Report how many lines of the data below contain "JSON". Give nothing besides the number.

Records from a data collection:
◆ ◆ ◆ ◆

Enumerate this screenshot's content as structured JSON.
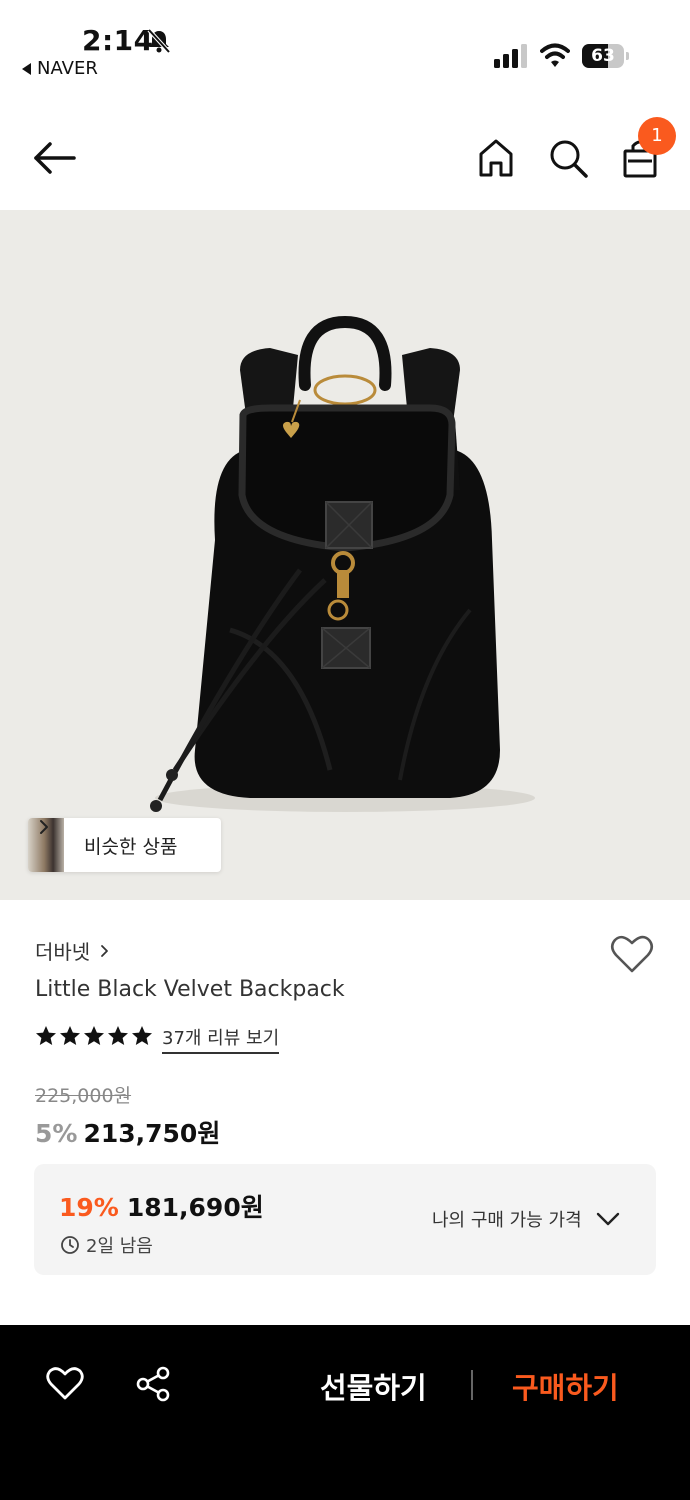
{
  "status_bar": {
    "time": "2:14",
    "back_app": "NAVER",
    "battery": "63",
    "battery_level": 0.63
  },
  "nav": {
    "cart_count": "1",
    "icons": [
      "back-arrow-icon",
      "home-icon",
      "search-icon",
      "shopping-bag-icon"
    ]
  },
  "image": {
    "similar_label": "비슷한 상품"
  },
  "product": {
    "brand": "더바넷",
    "title": "Little Black Velvet Backpack",
    "rating": 5,
    "review_link": "37개 리뷰 보기",
    "original_price": "225,000원",
    "discount_rate": "5%",
    "discount_price": "213,750원"
  },
  "best_price": {
    "rate": "19%",
    "price": "181,690원",
    "remaining": "2일 남음",
    "my_price_label": "나의 구매 가능 가격"
  },
  "bottom_bar": {
    "gift_label": "선물하기",
    "buy_label": "구매하기"
  },
  "colors": {
    "accent": "#fa5a1e",
    "image_bg": "#ecebe7",
    "bottom_bar": "#000000"
  }
}
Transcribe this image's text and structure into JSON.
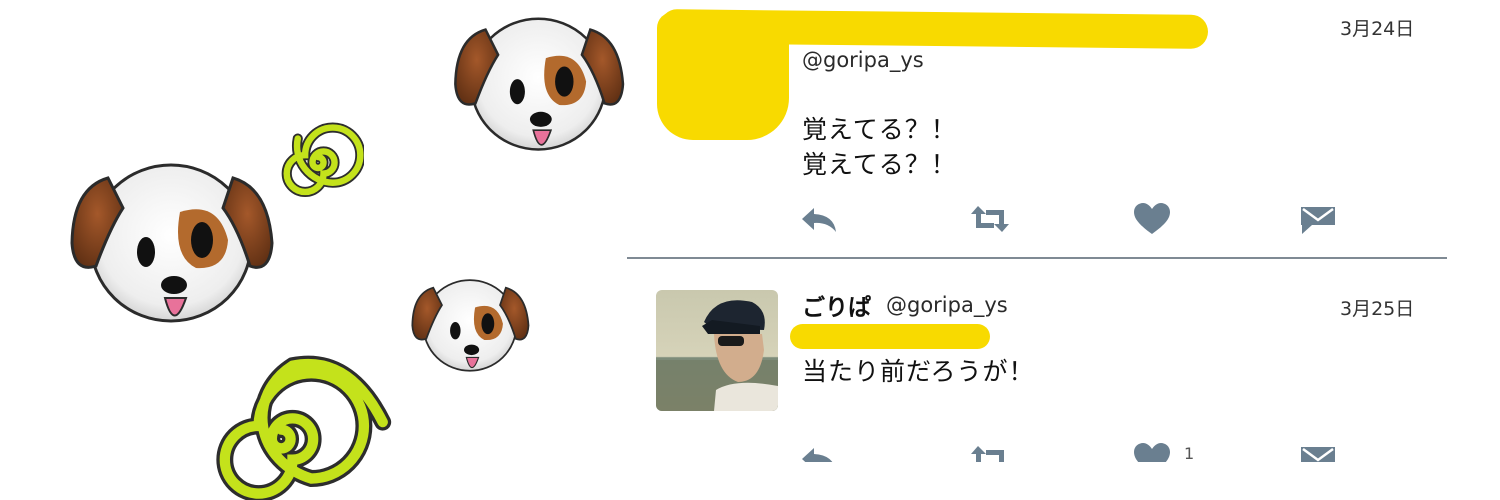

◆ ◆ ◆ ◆

SOLVED PROBLEM » 2